Ye Wearie Wayfarer Hys Ballad. Fytte 5. Lex Talionis

[A Moral Discourse]

Original Text: 
Poems, ed. Robert A. Thompson (London and Melbourne: A. H. Massina, 1920). Sydney Electronic Text and Image Service (SETIS), digital text sponsored by AustLit: http://setis.library.usyd.edu.au/ozlit
And if there's blood upon his hand,
'Tis but the blood of deer. -- W. Scott.
1To beasts of the field, and fowls of the air,
2    And fish of the sea alike,
3Man's hand is ever slow to spare,
4    And ever ready to strike;
5With a license to kill, and to work our will,
6    In season by land or by water,
7To our heart's content we may take our fill
8    Of the joys we derive from slaughter.
9And few, I reckon, our rights gainsay
11Where the weak and the timid seem lawful prey
12    For the resolute and the strong;
13Fins, furs, and feathers, they are and were
14    For our use and pleasure created,
15We can shoot, and hunt, and angle, and snare,
16    Unquestioned, if not unsated.
17I have neither the will nor the right to blame,
18    Yet to many (though not to all)
19The sweets of destruction are somewhat tame,
20    When no personal risks befall;
21Our victims suffer but little, we trust
22    (Mere guesswork and blank enigma),
23If they suffer at all, our field sports must
24    Of cruelty bear the stigma.
25Shall we, hard-hearted to their fates, thus
26    Soft-hearted shrink from our own,
27When the measure we mete is meted to us,
28    When we reap as we've always sown?
29Shall we who for pastime have squander'd life,
30    Who are styled 'the Lords of Creation',
31Recoil from our chance of more equal strife,
32    And our risk of retaliation?
33Though short is the dying pheasant's pain,
34    Scant pity you well may spare,
35And the partridge slain is a triumph vain,
36    And a risk that a child may dare;
37You feel, when you lower the smoking gun,
39And hit or miss, in your selfish fun
41But you've no remorseful qualms or pangs
42    When you kneel by the grizzly's lair,
43On that conical bullet your sole chance hangs,
44    'Tis the weak one's advantage fair,
45And the shaggy giant's terrific fangs
46    Are ready to crush and tear
47Should you miss, one vision of home and friends,
48    Five words of unfinish'd prayer,
49Three savage knife stabs, so your sport ends
50In the worrying grapple that chokes and rends; --
51    Rare sport, at least, for the bear.
53    Hard struggle, though quickly ending!
54At home or abroad, by land or sea,
55In peace or war, sore trials must be,
56And worse may happen to you or to me,
57For none are secure, and none can flee
58    From a destiny impending.
59Ah! friend, did you think when the London sank.
60Timber by timber, plank by plank,
61    In a cauldron of boiling surf,
62How alone at least, with never a flinch,
63In a rally contested inch by inch,
64    You could fall on the trampled turf?
65When a livid wall of the sea leaps high,
67    And bursts on the quarter railing;
68While the howling storm-gust seems to vie
69With the crash of splintered beams that fly,
70Yet fails too oft to smother the cry
71    Of women and children wailing?
72Then those who listen in sinking ships
73To despairing sobs from their lov'd one's lips,
74    Where the green wave thus slowly shatters,
75May long for the crescent-claw that rips
76The bison into ribbons and strips,
77    And tears the strong elk to tatters.
79Oh! 'battle and murder and sudden death!'
80    Against which the Liturgy preaches;
81By the will of a just, yet a merciful Power,
82Less bitter, perchance, in the mystic hour,
83When the wings of the shadowy angel lower,
84    Than man in his blindness teaches!

Notes

10] rapine: the violent seizure of someone's property.
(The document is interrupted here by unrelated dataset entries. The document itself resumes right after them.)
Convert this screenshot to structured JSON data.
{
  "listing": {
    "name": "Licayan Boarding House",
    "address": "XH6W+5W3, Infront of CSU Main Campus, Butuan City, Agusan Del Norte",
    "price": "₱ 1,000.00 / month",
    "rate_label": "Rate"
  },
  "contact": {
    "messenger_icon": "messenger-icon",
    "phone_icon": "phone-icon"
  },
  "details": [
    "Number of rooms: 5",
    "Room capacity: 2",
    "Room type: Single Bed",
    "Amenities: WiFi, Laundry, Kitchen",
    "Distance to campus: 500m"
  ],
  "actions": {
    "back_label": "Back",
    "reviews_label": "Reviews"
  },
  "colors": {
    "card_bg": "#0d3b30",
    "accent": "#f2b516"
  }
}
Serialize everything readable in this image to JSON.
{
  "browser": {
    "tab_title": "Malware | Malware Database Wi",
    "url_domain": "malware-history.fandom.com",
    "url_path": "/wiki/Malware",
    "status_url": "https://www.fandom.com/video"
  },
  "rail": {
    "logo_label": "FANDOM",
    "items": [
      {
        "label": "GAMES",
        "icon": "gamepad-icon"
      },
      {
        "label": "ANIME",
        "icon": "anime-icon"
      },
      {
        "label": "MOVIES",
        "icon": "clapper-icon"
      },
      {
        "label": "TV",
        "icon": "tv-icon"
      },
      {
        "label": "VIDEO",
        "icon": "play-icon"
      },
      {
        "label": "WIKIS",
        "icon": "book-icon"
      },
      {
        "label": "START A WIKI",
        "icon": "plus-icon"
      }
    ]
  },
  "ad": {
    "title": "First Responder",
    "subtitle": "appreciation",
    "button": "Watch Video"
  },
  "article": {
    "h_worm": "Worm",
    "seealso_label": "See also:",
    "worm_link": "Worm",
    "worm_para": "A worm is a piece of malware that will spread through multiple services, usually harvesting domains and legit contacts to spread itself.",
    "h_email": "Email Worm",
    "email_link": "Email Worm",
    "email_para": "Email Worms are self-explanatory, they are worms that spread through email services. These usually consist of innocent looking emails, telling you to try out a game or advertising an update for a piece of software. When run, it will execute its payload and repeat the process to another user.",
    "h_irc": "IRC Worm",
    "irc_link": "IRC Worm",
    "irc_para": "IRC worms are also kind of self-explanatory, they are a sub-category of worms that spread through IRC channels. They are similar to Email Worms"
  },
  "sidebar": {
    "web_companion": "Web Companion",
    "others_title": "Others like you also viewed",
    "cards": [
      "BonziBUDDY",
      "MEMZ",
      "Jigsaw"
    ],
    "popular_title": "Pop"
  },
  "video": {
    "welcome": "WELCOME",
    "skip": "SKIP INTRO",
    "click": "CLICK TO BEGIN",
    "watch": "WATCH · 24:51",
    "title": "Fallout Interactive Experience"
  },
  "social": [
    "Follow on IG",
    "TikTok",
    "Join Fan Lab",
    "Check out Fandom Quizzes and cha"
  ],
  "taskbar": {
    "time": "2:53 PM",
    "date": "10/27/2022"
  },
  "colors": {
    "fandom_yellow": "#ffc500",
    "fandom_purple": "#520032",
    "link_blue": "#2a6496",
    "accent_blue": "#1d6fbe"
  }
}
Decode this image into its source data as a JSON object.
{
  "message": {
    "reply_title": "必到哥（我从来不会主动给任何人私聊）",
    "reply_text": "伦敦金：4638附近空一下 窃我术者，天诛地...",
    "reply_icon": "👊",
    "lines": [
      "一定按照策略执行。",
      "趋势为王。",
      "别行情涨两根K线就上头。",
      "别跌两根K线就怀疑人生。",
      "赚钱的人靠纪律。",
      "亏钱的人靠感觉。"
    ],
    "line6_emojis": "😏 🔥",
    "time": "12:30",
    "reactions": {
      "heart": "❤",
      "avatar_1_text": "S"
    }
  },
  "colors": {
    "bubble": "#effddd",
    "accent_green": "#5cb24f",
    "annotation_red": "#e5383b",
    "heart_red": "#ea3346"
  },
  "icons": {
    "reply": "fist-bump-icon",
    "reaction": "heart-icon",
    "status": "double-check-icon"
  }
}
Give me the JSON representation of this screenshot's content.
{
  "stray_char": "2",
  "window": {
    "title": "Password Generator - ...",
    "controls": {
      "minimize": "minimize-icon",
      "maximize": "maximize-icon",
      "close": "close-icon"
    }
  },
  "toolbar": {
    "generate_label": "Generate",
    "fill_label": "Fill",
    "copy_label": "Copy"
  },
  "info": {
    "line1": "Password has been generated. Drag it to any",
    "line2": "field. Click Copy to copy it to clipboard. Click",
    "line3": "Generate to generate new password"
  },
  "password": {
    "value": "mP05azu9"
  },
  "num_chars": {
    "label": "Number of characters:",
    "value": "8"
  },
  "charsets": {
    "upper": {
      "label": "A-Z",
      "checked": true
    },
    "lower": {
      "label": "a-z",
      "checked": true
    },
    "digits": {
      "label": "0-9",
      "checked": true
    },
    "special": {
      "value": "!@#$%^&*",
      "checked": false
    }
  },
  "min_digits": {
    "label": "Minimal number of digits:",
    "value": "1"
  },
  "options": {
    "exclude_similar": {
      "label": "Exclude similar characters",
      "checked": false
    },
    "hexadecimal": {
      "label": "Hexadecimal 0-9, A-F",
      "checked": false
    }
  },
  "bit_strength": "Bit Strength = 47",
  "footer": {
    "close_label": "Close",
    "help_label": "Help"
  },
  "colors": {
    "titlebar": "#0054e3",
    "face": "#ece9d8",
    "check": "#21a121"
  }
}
Back to Line
38] ruth: compassion for the pain of another; pity. Back to Line
40] widgeon: a duck with reddish-brown and gray plumage. Back to Line
52] dree: endure, suffer. Back to Line
66] lurid: very vivid or bright in color, so as to create an unpleasantly harsh effect. Back to Line
78] sunderings: partings. Back to Line
Publication Start Year: 
1867
Publication Notes: 
Sea Spray and Smoke Drift (1867)
RPO poem Editors: 
Cameron La Follette
RPO Edition: 
2012
Form: